Why do so many châteaux do it? Because they can. Bordeaux’s allocation system puts the properties in a position of immense (if somewhat synthetic and certainly counterproductive) power. It means that positions built up by the négociants over generations need protecting at almost any cost. This means that many are prepared to buy stock at the wrong price, and either hold it for years, or sell it off straightaway with no profit margin, or even occasionally at a loss. The biggest and most highly reputed négociants are immensely capitalised, and are holding more stock than ever before in the race to consolidate their position on the Bordeaux Place.
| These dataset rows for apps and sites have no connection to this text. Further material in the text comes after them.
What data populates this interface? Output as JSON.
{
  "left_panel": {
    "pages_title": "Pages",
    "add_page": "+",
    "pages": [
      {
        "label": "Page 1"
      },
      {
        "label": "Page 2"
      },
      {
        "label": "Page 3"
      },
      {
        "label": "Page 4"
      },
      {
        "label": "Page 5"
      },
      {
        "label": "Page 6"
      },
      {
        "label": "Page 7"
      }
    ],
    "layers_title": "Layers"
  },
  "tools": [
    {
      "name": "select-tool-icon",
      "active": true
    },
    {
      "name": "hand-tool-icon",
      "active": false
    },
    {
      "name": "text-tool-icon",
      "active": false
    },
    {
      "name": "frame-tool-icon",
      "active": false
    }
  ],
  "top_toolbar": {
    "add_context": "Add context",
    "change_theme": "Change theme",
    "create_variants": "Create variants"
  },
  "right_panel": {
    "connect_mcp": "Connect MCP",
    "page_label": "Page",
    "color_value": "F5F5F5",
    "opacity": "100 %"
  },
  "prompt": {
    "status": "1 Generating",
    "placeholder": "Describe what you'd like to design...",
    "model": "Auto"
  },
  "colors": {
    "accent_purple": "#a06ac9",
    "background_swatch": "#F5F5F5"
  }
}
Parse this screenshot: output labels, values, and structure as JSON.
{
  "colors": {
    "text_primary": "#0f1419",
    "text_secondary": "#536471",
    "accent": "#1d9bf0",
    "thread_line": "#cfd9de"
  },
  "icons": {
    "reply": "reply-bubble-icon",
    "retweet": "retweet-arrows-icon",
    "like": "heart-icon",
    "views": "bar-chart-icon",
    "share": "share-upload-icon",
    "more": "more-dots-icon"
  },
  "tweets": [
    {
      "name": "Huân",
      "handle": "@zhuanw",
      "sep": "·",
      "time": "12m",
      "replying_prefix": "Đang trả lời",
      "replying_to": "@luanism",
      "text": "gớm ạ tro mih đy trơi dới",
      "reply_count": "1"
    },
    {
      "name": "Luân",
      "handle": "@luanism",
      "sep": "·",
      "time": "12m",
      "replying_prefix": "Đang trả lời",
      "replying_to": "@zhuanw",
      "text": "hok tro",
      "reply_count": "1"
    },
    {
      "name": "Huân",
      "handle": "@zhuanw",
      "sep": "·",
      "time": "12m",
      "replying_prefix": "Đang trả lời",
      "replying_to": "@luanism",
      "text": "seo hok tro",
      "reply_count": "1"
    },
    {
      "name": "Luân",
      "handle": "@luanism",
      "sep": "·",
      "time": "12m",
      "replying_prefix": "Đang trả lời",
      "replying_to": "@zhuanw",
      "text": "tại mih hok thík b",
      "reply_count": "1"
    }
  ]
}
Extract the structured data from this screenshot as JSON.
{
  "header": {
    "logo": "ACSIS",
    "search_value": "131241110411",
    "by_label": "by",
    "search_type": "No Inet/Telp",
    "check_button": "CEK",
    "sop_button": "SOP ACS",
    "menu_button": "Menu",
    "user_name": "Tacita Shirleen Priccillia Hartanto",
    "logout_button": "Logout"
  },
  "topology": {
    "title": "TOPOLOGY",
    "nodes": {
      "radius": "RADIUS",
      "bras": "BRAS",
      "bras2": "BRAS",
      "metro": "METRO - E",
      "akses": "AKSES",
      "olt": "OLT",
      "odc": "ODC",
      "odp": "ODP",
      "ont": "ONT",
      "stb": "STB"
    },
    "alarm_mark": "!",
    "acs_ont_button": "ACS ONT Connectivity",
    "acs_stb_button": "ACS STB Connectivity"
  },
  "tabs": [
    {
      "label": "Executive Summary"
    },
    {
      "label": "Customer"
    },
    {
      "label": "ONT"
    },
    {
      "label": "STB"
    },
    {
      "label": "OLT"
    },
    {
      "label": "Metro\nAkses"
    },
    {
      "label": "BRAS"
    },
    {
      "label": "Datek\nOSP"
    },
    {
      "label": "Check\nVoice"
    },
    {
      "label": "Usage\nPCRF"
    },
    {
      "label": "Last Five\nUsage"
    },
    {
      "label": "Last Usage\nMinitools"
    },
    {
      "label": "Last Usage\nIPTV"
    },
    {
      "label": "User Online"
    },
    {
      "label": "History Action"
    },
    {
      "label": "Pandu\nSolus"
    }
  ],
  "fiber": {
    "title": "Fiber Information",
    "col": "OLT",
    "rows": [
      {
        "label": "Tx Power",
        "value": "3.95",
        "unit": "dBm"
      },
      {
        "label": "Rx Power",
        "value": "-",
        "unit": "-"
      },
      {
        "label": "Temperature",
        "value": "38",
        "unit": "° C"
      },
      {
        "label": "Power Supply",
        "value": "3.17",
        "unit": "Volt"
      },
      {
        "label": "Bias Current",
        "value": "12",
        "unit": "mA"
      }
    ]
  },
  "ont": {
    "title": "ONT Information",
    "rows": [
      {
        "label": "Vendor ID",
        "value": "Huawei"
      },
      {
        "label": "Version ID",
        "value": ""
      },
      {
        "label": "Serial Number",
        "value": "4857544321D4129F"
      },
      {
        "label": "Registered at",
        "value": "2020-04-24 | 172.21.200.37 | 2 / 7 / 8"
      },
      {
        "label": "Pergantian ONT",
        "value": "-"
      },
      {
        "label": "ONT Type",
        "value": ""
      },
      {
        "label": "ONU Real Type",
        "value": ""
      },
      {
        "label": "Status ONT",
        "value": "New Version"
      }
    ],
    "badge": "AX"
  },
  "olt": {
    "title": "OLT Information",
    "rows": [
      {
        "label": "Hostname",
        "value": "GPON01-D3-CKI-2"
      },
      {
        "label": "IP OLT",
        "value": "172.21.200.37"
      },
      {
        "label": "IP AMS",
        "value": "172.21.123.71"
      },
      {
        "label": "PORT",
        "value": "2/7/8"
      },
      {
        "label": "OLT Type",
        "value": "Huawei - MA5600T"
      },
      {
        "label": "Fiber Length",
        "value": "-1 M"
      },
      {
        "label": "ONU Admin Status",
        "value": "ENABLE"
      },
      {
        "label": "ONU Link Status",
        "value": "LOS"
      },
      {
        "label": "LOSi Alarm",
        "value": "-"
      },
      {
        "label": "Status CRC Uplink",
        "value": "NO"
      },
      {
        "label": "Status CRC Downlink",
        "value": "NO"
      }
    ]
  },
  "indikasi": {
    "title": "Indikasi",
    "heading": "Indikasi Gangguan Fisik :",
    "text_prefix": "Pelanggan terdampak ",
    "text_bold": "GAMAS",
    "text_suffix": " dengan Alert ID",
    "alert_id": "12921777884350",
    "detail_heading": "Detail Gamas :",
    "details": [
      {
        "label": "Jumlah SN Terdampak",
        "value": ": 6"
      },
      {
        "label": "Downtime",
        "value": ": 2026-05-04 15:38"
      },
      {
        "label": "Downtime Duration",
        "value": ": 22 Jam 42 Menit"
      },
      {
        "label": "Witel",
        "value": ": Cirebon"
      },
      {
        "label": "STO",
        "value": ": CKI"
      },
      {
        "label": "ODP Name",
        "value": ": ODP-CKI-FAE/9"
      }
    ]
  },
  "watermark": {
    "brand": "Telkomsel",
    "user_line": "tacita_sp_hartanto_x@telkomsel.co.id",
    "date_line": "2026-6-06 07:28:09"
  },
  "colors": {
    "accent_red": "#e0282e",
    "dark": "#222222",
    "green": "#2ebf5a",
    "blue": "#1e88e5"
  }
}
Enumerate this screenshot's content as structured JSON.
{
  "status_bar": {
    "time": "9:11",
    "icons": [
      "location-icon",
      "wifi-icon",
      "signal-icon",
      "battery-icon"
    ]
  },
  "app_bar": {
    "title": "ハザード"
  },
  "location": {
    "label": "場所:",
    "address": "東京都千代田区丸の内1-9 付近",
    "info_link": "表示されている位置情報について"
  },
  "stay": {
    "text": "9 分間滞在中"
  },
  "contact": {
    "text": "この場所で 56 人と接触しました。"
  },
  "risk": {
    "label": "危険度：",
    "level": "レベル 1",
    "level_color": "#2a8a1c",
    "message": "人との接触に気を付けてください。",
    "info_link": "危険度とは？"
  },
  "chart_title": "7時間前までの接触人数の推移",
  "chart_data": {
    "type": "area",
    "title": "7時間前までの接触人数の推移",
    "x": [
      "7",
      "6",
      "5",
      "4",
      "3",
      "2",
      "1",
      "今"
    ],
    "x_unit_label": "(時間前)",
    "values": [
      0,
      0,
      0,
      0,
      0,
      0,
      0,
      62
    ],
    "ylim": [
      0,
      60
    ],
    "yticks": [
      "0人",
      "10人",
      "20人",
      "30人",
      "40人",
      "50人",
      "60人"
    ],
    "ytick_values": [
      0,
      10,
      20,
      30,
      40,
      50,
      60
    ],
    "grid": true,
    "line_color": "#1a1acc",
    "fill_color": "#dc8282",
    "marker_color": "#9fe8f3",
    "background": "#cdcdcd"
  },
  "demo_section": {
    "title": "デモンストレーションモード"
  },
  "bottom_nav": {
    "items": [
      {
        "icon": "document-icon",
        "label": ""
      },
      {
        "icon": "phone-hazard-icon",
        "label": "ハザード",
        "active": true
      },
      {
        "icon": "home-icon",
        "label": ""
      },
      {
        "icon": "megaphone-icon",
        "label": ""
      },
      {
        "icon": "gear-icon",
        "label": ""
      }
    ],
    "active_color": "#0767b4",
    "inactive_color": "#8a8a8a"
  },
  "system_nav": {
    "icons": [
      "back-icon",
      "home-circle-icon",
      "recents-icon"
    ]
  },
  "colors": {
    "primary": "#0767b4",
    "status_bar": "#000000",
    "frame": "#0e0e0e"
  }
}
But back to the producers’ positioning: the second, long-termist strategy is practised by only a handful of properties. It involves enlisting the goodwill of the trade and consumers to boost a brand more organically. By releasing at a price attractive enough to warrant buying the wine as futures, the wine immediately gains in desirability. More often than not, this leads to a significant subsequent price increase in the secondary market, including for back vintages of that wine. A virtuous circle, this approach to repositioning allows the whole chain to make money. It means that the market will readily, and naturally, absorb higher prices for future vintages.
Fewer than 10 châteaux wholeheartedly adopted this second constructive repositioning strategy during the 2017 en primeur campaign, with the textbook example being Calon-Ségur (no coincidence, perhaps, that it is run by a former négociant). It requires patience and also humility, from owners willing to play the long game. It of course involves relinquishing potentially greater profit in the short term, and passing this on to the rest of the food chain.
Constructive repositioning is the lifeblood of the en primeur system. Designed as a mechanism to build interest in the newest Bordeaux vintage, en primeur at its best is a masterful marketing tool and remarkable revenue driver. En primeur should be a mutually beneficial collaboration between producer and trade, to best serve the consumer thereby best serving themselves.
It is difficult to see a return to this ideal when the producers hold so much power thanks to the allocation system. Bordeaux négociants are shackled to the châteaux almost regardless of the price, so crucial to their very existence are their allocations. Two different négociants told me they had reduced some of their allocations this year. ‘It is a last resort', explained one, again off the record, ‘when the price really is too high'.
The Place de Bordeaux is painfully aware of the sword of Damocles hovering above the en primeur system.
It is different for the trade outside Bordeaux, who have anyway steadily reduced their reliance on Bordeaux in general and en primeur in particular. Max Lalondrelle, Bordeaux buyer at Berry Bros & Rudd, was very unhappy about giving up ‘a lot of allocation which I built over 10 years', but says, ‘at these prices it didn’t make any commercial sense to keep them'.
Meanwhile Altaya Wines’ strategy now is ‘to pay much more attention to livrable', says Pong, referring to physically available, deliverable stock. Maybe this is what consumers should be doing too. Time and time again, as we reported on 2017 releases here at Wine Lister, we noted how good-value the 2014 vintage looked by comparison (confirmed by its high average quality and low average price on the chart above).
Chadronnier agrees that, ‘technically, the great buy of the moment is 2014'. However, as they near their physical delivery, Chadronnier believes 2015 and 2016 also look ‘extraordinary value, if you look beyond the top 25 or so brands’. He believes that, ‘2014 will be replaced by another vintage but 2015 and 2016 won’t – they’re becoming brands in their own right.'